__Requirement__: Read through the listing below, and copy every line where the string "JSON" appears.
========
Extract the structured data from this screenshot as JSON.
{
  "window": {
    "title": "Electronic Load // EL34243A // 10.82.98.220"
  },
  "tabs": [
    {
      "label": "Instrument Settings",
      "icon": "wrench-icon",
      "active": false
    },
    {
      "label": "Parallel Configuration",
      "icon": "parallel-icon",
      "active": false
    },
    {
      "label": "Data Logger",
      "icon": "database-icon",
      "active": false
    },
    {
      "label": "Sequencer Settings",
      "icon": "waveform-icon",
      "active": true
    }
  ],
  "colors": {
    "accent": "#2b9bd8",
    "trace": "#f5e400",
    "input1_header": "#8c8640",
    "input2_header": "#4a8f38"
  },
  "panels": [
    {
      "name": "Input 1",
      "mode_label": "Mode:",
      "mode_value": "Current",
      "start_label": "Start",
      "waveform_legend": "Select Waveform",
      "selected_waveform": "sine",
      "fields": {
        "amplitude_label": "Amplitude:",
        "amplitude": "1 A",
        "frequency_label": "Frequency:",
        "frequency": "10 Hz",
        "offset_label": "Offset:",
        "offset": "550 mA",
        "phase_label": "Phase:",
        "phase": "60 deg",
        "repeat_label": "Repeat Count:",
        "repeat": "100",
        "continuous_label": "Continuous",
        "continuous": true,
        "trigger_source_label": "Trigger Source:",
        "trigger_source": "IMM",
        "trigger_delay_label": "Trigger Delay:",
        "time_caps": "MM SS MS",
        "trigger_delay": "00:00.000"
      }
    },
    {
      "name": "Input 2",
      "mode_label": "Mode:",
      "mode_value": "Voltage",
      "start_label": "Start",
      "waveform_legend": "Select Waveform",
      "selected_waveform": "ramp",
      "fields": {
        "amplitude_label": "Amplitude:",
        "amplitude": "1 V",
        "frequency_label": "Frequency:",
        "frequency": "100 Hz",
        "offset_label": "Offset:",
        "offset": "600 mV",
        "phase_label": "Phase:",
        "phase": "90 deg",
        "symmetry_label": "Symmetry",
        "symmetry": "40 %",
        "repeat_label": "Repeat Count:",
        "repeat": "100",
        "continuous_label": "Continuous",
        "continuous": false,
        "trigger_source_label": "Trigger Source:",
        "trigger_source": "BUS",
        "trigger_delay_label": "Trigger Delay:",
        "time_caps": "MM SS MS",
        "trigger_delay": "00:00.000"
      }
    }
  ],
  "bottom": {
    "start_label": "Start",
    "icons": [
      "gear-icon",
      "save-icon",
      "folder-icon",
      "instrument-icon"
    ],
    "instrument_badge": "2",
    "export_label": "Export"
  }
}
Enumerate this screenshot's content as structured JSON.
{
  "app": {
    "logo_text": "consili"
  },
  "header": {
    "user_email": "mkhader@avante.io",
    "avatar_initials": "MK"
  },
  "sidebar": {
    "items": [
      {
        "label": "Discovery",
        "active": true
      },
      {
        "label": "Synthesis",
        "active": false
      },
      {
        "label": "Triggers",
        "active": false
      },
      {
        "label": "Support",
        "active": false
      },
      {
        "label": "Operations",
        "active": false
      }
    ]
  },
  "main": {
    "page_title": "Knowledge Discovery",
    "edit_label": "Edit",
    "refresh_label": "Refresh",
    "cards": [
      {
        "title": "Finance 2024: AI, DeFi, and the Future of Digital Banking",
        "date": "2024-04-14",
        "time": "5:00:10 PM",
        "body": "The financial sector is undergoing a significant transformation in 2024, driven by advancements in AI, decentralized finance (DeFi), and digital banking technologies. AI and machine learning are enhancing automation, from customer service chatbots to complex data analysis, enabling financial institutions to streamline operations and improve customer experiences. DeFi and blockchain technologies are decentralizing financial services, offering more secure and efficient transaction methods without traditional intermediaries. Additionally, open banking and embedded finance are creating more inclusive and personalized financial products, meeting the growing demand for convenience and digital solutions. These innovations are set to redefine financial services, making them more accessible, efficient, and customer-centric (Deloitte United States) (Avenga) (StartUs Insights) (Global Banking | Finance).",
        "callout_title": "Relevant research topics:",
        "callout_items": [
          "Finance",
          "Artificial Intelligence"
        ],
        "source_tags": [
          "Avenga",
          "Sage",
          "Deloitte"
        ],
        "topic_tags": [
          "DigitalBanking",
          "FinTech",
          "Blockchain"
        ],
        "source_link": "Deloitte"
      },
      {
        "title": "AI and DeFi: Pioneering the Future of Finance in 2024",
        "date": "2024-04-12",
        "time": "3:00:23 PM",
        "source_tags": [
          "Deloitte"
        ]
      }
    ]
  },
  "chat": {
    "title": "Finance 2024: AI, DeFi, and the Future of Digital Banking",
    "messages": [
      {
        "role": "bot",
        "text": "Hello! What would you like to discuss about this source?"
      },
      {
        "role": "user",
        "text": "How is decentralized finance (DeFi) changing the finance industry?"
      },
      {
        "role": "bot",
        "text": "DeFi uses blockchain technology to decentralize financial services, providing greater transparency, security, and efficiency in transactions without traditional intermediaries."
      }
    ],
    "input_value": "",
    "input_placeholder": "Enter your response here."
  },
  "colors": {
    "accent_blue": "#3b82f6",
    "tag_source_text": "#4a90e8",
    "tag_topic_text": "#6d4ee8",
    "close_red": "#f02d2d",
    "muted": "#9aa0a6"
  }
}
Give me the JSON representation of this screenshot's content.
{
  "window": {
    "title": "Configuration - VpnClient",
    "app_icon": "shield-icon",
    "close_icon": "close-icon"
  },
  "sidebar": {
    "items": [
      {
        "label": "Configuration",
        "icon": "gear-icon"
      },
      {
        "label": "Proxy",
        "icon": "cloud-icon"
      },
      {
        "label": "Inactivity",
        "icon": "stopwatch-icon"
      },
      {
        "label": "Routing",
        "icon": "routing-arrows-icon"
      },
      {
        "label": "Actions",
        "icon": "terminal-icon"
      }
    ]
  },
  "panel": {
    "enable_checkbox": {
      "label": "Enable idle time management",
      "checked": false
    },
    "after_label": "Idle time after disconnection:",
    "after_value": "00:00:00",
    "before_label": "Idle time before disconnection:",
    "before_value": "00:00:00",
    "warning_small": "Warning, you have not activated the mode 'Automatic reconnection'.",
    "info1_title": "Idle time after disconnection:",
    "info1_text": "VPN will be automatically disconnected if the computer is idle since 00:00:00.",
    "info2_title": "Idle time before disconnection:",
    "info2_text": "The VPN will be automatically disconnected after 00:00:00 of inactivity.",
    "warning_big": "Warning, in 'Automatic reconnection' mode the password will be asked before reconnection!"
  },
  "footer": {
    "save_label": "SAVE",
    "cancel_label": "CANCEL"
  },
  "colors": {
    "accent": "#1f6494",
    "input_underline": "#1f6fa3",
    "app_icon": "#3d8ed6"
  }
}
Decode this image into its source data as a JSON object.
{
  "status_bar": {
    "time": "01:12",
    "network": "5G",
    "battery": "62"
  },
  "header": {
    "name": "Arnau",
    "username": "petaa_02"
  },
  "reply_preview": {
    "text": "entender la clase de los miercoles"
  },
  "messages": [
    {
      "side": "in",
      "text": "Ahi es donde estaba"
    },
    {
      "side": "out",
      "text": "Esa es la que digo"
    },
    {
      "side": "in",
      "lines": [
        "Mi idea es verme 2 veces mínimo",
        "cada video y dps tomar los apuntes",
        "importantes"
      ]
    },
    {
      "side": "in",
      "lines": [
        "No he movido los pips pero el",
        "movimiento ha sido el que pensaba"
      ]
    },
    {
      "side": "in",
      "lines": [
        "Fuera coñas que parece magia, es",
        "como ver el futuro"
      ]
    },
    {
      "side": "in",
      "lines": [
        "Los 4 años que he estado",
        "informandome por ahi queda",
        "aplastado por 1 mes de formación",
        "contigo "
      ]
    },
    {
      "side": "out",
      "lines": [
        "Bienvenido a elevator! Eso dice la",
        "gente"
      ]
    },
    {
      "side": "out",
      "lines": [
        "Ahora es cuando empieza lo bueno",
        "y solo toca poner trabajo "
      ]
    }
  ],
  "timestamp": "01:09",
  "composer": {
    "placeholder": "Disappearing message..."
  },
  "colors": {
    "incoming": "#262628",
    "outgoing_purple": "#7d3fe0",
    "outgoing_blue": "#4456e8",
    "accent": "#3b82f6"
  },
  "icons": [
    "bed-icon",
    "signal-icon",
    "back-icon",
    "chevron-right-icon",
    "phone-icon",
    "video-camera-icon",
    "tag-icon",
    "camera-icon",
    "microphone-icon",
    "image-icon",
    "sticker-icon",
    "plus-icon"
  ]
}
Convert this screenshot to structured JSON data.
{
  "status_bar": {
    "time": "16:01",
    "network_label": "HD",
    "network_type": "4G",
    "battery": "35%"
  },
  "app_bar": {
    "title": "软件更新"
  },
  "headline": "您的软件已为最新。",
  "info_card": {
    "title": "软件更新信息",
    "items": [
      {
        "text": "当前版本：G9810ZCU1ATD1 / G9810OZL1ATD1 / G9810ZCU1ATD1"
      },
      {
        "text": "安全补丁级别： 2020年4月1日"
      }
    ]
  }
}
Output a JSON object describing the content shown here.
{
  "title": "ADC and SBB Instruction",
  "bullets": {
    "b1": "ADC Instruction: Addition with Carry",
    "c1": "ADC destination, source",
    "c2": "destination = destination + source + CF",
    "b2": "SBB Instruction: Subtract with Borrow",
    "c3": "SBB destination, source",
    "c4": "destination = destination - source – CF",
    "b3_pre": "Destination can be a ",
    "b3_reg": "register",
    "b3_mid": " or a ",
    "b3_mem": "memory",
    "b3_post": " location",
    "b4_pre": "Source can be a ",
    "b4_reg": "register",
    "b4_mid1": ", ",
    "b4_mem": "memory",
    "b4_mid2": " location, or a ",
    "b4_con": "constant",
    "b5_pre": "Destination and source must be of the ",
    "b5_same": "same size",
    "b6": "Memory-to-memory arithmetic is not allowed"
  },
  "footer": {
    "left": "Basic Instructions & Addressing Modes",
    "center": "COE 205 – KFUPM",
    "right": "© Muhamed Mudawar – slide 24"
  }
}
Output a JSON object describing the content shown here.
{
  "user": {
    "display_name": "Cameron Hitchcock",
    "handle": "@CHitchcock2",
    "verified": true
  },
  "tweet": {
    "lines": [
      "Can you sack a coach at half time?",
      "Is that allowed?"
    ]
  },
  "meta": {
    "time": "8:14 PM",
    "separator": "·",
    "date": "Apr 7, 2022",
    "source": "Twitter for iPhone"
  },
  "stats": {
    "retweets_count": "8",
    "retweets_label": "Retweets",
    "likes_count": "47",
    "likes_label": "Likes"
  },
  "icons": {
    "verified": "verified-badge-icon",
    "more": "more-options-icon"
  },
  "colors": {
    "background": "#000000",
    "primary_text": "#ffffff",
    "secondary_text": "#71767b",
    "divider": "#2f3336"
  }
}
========
__Output__:
Extract the structured data from this screenshot as JSON.
Enumerate this screenshot's content as structured JSON.
Give me the JSON representation of this screenshot's content.
Decode this image into its source data as a JSON object.
Convert this screenshot to structured JSON data.
Output a JSON object describing the content shown here.
Output a JSON object describing the content shown here.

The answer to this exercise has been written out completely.